How might this experiment change teaching at your school or media practices in your partner’s newsroom?

This project builds upon the momentum within our College to experiment with new technology in reporting and publication processes and provides additional lessons learned, tools and templates for use in the classroom and in the newsrooms of our media partners. This experiment, as with others we have conducted, will result in adoption of new curriculum, both within established courses, but also informing the creation of new classes, as well as informing an innovation-focused Masters In Media Solutions program we are currently developing. Our program has long worked throughout the state with many West Virginia media outlets. This model helps to advance the relationship between our students, faculty and local media as ongoing collaborators in real-world experiments and problem solving. We will work with media participants after the project to help diffuse the skills, insights and results acquired through this project in their own newsrooms and professional networks.


What could go wrong?

Since we want the data to lead our students reporting, one potential problem is that we could become overwhelmed with story approaches. One way to avoid this is to fully utilize our expert environmental reporter, Ken Ward, and our water researchers, Nicolas Zegre and Todd Petty, to provide context around water quality issues in Morgantown and the state in general so that our students’ stories focus on the most pressing issues. Community engagement may be insufficient, and if so, we will address that early on and with persistence.

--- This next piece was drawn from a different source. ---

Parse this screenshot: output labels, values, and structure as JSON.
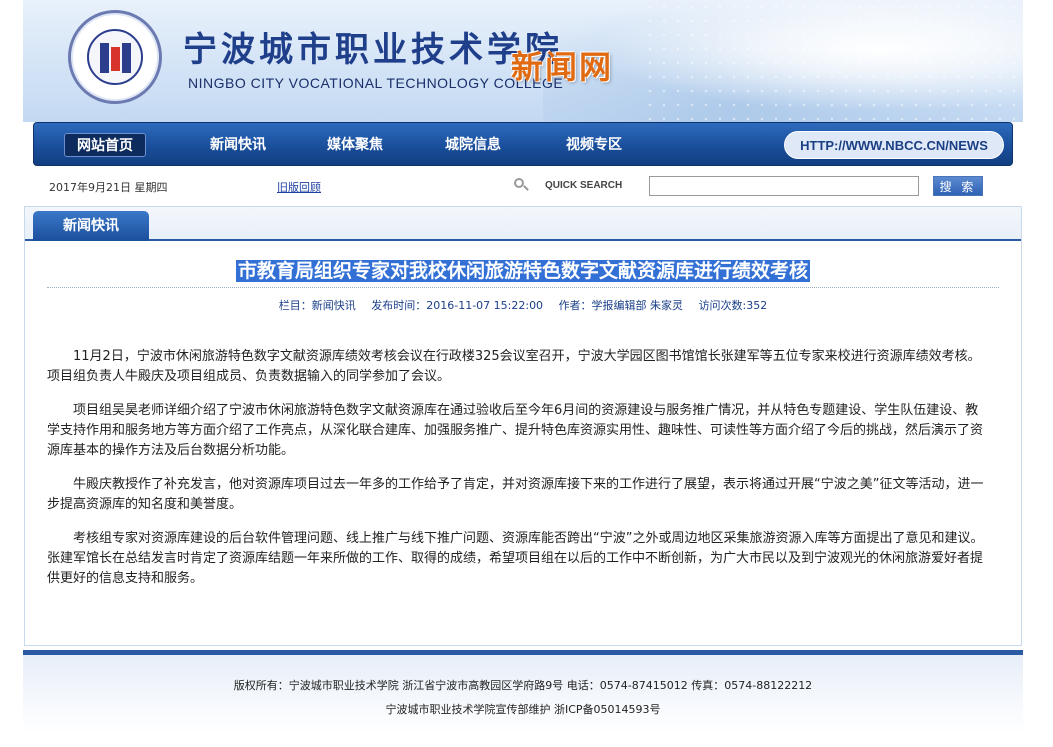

We assume everything that can, will go wrong, especially when experimenting with unfamiliar technologies and across different skill sets. We recognize that collaborative trouble shooting our way through those challenges is one of the key lessons for our students. We have minimized risks by assembling an enthusiastic team with experience working in innovation models; by working with low-cost open source tools and software; by working with technologists we have worked with in the past; and by drawing upon other expertise in the University and leveraging strong relationships with university technologists and faculty in computer science, interactive media. We accept that setbacks are an inherent part of experimentation, and make clear that a worthy goal is to instill improvisational skills in hacking technology and new processes. Sharing risks in this manner requires trust, and we will maintain consistent and transparent communication with all of our partners throughout the process so we can evaluate, adapt and improve our experiment as we move forward.